The Parliament’s action is more than a gesture. Benefits are a reserved matter – that is, they are governed exclusively from Westminster – but training for employment is a shared responsibility. When the Department for Work and Pensions has taken action in Scotland in the past, it has been done with the active cooperation of the Scottish government. The view of the government was that “they rely on our support”. Scotland will have to take responsibility, under the reformed system, for Council Tax Benefit, and it is likely that other responsibilities, including Housing Benefit and work formerly done by the Social Fund, will gravitate to the Scottish Government. It is difficult to see how Westminster’s programme can be implemented in Scotland without the Scottish Government’s co-operation.

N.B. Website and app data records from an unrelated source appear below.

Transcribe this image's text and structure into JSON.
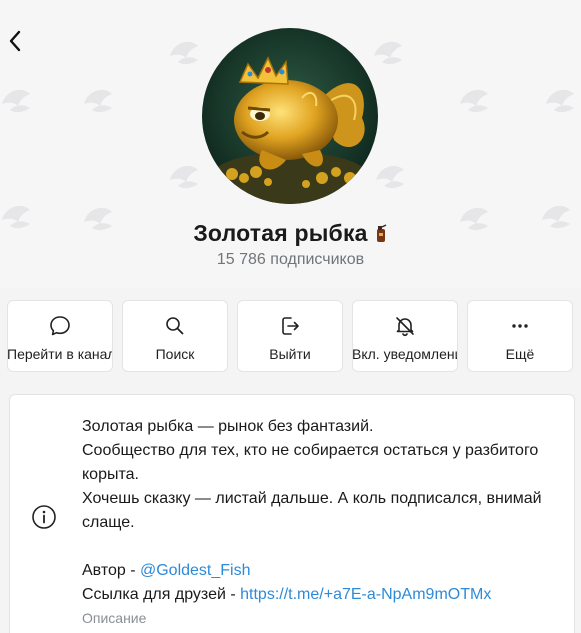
{
  "channel": {
    "title": "Золотая рыбка",
    "title_emoji": "🧯",
    "subscribers": "15 786 подписчиков"
  },
  "actions": [
    {
      "label": "Перейти в канал",
      "icon": "chat-bubble-icon"
    },
    {
      "label": "Поиск",
      "icon": "search-icon"
    },
    {
      "label": "Выйти",
      "icon": "exit-icon"
    },
    {
      "label": "Вкл. уведомления",
      "icon": "bell-off-icon"
    },
    {
      "label": "Ещё",
      "icon": "more-dots-icon"
    }
  ],
  "description": {
    "line1": "Золотая рыбка — рынок без фантазий.",
    "line2": "Сообщество для тех, кто не собирается остаться у разбитого корыта.",
    "line3": "Хочешь сказку — листай дальше. А коль подписался, внимай слаще.",
    "author_prefix": "Автор - ",
    "author_link": "@Goldest_Fish",
    "friends_prefix": "Ссылка для друзей - ",
    "friends_link": "https://t.me/+a7E-a-NpAm9mOTMx",
    "label": "Описание"
  },
  "colors": {
    "accent": "#2e8ad8",
    "muted": "#707579",
    "background": "#f4f4f5"
  }
}
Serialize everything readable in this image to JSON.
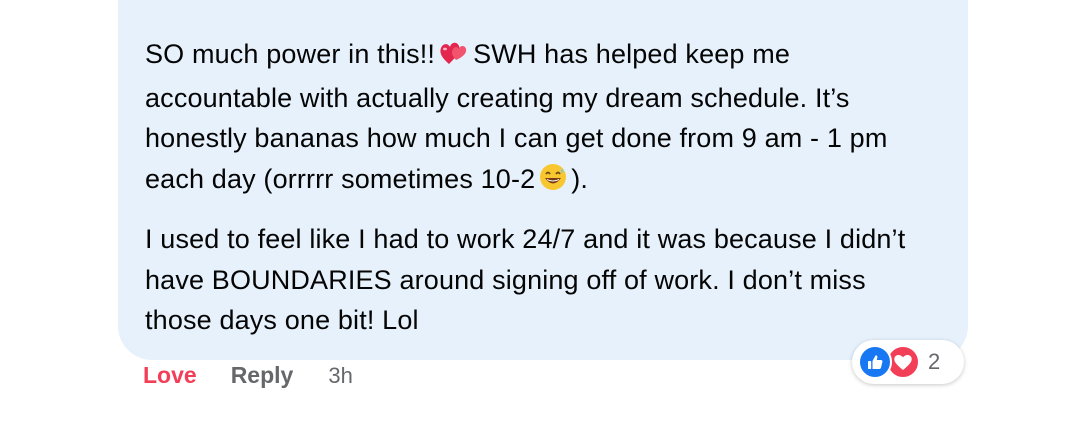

The government has represented its spending plans as the only option available. The Labour opposition has called for an alternative approach, “Plan B”, involving Keynesian stimulation of the economy through tax reductions and quantitative easing. It looks as though the government is sticking to “Plan A”: but is it? The recent spending review points to the gradual emergence of an alternative strategy. In November, the government announced funding for 250,000 work experience placements and 160,000 job subsidies, all aimed at young people aged 18-24. Less prominent, but possibly more significant in the long term, were the low-key declaration of a National Graphene Institute, and recent announcements about support for life sciences. These initiatives suggest that the government may be starting to move in the direction of a policy to foster development in selected industrial sectors. That, ironically, was the policy of the Labour government in the 1970s, which sought to pick winners through the National Enterprise Board – for example, its investment in Inmos and microchips.